In the past few years, when the US and European economies have been reeling under economic recession, regulators in those economies have been conducting what are known as 'stress tests' - a series of parameters against which the economy and its financial institutions are judged.

How they fare against these parameters gives an indication of the state of the economy and the risk appetite of the financial institutions like large banks.

Stress tests do not always project the correct picture as often the 'models' that banks use are different and there is a real incentive to make things look good.

The comparison is inconsistent across banks because each bank runs the test itself.

The parameters used in a stress test comprise real GDP (a nation's total output of goods and services, adjusted for price changes like inflation or deflation), unemployment rate, national house price index (measures average price changes in repeat sales or refinancing on the same properties), and equity price index.

The inaccuracy is because most often, regulators do not look at the realistic downside scenario of the economy.

Hence, regulators are fooled into thinking that the system is healthy.

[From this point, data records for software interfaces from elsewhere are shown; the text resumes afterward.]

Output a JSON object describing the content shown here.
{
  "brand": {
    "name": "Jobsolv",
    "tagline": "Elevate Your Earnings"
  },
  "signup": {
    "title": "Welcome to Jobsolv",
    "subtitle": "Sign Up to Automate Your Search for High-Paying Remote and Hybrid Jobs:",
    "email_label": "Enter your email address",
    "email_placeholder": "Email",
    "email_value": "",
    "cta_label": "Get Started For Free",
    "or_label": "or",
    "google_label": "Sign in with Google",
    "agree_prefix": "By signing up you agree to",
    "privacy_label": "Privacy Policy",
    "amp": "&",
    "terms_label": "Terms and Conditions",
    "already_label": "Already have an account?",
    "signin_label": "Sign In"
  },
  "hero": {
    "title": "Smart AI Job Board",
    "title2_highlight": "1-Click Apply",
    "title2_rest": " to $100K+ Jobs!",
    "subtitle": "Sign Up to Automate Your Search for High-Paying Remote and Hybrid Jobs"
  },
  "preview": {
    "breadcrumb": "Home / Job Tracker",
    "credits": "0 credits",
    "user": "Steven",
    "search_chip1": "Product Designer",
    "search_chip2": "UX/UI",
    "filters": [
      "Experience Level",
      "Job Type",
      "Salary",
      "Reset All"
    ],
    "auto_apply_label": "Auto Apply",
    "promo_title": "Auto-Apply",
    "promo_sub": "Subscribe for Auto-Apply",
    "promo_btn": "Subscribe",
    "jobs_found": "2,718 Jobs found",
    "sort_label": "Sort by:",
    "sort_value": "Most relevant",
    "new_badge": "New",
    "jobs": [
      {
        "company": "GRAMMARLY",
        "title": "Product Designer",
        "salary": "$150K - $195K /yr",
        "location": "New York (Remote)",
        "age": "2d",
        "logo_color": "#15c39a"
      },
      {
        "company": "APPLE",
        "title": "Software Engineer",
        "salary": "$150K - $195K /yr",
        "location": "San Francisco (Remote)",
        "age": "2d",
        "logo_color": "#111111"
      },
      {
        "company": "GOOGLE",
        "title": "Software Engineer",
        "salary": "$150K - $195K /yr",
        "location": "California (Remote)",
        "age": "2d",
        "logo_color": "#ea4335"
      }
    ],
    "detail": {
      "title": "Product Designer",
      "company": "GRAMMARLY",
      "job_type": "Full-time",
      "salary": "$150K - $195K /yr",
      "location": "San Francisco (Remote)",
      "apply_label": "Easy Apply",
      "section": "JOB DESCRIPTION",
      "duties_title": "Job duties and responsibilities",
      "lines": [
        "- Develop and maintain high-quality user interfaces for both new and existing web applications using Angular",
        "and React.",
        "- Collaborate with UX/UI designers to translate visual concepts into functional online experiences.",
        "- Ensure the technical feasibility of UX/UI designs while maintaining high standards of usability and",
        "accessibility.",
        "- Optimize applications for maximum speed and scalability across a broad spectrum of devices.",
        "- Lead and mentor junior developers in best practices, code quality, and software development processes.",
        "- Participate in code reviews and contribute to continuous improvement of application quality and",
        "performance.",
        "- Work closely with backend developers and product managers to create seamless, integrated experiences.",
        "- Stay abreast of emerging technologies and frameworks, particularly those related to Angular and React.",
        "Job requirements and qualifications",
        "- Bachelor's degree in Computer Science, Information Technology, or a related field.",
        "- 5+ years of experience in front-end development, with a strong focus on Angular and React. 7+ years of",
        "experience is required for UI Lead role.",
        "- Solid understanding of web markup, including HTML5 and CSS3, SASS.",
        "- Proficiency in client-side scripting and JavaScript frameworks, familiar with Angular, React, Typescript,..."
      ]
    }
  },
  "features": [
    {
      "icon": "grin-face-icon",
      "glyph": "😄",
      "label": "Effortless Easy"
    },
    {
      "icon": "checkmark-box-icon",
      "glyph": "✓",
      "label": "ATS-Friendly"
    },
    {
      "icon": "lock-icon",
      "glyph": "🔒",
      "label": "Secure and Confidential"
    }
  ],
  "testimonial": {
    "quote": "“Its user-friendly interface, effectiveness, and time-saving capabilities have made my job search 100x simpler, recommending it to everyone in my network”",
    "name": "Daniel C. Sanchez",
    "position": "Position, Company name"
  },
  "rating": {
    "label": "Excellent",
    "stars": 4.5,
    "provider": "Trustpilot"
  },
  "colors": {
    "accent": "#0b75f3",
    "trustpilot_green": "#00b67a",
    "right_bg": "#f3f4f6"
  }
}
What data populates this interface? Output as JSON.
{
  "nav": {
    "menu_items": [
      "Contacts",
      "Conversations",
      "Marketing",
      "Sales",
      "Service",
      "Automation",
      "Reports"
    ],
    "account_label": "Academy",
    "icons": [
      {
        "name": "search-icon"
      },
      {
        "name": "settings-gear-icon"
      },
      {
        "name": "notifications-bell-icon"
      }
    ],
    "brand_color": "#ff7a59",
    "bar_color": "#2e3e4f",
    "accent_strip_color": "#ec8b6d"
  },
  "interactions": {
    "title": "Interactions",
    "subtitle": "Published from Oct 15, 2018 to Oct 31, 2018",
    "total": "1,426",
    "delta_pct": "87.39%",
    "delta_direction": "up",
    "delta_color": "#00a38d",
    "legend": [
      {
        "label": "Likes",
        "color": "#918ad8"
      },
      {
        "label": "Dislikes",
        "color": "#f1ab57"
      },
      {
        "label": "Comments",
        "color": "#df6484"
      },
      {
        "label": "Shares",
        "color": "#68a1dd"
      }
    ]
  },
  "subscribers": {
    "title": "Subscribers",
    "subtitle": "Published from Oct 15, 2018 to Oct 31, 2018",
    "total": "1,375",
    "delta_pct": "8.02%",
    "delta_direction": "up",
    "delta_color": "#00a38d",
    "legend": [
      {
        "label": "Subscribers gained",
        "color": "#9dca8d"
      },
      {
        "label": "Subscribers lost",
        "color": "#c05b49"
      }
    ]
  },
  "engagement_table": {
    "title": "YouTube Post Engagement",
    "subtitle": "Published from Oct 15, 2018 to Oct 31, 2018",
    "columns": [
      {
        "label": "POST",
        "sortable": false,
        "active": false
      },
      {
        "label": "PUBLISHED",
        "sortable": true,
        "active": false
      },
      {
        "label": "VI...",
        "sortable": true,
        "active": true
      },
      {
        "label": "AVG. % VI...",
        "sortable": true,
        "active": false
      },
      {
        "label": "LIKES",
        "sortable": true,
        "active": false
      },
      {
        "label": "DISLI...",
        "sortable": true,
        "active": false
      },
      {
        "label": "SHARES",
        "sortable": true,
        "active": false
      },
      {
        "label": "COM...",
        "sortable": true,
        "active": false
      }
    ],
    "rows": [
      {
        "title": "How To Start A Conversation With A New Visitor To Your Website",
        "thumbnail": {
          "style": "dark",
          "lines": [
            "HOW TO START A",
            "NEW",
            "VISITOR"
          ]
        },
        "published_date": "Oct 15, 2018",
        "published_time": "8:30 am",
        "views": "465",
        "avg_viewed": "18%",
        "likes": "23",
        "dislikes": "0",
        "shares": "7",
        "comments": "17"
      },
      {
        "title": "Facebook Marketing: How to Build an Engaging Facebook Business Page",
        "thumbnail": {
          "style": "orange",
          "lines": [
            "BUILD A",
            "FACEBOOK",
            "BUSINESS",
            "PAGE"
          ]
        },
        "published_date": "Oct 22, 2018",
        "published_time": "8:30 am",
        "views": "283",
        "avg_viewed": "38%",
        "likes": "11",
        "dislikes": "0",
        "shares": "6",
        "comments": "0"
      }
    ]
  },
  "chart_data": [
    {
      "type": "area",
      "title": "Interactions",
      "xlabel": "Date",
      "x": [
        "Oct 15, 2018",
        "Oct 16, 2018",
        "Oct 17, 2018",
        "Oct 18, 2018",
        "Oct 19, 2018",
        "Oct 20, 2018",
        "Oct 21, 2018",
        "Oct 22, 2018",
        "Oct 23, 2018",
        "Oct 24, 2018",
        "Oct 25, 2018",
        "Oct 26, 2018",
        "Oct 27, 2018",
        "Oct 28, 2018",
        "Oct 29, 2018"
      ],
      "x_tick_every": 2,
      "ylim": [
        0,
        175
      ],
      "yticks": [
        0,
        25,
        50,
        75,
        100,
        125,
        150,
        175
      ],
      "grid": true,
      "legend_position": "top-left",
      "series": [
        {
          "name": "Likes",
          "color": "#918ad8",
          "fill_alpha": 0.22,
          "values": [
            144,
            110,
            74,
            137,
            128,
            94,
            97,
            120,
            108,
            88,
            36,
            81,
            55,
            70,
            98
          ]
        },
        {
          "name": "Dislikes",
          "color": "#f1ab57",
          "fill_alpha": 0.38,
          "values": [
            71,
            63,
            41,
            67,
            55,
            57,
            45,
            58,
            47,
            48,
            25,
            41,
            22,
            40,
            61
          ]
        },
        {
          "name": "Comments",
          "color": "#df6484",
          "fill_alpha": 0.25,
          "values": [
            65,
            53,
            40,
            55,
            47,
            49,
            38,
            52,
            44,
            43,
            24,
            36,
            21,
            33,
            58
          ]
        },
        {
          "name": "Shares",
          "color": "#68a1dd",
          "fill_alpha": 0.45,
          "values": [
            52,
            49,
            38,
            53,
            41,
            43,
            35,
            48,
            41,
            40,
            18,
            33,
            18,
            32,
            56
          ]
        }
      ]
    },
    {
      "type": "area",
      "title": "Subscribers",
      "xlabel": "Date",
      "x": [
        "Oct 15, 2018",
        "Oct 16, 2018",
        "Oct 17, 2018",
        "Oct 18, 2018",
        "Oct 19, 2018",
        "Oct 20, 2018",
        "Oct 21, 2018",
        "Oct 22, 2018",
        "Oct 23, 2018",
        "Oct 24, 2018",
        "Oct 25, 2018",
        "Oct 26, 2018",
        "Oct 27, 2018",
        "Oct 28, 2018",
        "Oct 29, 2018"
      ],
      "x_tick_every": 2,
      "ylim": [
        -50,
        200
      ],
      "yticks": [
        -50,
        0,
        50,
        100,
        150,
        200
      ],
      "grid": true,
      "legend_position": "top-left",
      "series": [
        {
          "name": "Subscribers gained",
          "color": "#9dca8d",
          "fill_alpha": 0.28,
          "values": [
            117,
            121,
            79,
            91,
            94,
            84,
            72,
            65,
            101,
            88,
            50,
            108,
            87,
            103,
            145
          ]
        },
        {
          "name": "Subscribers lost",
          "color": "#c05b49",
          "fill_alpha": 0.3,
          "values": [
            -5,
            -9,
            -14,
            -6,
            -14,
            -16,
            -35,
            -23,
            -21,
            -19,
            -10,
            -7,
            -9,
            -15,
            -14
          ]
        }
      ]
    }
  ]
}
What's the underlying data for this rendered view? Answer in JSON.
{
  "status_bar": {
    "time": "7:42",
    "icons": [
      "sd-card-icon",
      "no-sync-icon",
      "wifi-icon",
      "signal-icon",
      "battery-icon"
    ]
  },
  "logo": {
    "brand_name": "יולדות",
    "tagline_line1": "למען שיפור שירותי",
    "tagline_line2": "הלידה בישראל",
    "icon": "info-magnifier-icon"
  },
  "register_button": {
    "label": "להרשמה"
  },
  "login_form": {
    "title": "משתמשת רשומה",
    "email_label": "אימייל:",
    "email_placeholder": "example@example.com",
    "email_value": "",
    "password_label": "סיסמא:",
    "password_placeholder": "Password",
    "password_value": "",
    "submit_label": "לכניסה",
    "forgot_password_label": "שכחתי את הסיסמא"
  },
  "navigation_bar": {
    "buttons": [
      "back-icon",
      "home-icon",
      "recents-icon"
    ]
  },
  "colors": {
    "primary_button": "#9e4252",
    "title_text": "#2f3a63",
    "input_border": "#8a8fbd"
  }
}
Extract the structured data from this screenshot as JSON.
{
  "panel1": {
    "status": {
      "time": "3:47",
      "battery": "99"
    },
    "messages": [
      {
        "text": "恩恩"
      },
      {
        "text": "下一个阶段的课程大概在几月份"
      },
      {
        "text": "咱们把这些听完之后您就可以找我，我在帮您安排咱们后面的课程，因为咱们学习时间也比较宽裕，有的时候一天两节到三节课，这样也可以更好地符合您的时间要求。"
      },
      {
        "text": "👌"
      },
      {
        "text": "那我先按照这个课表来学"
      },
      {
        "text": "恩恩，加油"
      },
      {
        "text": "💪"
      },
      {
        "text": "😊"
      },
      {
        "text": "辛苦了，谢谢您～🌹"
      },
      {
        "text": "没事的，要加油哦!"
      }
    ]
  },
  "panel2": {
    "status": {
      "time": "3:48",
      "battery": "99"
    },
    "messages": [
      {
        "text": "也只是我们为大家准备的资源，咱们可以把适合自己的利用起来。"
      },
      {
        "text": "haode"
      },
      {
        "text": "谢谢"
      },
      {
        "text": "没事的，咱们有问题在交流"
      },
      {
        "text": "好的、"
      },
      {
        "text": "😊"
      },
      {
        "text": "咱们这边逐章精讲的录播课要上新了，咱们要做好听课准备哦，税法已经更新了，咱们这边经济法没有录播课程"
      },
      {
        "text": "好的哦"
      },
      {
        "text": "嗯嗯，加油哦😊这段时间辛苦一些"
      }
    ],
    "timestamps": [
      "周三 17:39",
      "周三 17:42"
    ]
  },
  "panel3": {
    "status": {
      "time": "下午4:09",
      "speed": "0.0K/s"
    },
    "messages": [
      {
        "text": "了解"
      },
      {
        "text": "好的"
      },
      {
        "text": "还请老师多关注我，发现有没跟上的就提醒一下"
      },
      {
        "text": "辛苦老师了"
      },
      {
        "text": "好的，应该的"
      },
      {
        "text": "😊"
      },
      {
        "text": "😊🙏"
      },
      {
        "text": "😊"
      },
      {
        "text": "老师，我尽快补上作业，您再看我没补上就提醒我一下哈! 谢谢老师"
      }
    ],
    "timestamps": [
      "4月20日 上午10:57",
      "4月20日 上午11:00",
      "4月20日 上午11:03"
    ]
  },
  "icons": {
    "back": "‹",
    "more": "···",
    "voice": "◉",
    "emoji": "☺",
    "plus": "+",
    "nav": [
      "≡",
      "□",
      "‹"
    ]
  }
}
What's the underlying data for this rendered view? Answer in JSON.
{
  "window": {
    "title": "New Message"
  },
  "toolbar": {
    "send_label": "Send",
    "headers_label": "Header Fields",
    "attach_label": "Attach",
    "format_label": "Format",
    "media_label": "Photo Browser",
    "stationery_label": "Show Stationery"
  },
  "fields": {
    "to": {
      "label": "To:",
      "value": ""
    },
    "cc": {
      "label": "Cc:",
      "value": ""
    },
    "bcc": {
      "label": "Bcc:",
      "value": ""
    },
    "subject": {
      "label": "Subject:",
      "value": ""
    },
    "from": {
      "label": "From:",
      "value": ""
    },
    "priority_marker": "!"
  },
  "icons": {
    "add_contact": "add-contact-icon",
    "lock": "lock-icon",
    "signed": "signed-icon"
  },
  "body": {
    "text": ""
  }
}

Banks, in turn, think that they have plenty of capital because they passed the stress test. So, essentially, the regulator is not stress testing, he argues.

The example of the March 2011 US stress test that came out with assumptions for GDP growth of 2.4% in 2012 and 3.4% in 2013 - though a good scenario , is far-fetched .

I believe that the US and the European tests are used by regulators to try to calm the market down, which is akin to misleading the market, which should be avoided.

An inaccurate stress test is like a spiral: regulators are not focused on the problem because they think there is no problem. Banks take too much risk because they think they are less risky given that they passed the stress test. Ultimately , a bad stress test increases the chance of another crisis in the economy.

Source: Times of india

Wednesday , 14   December , 2011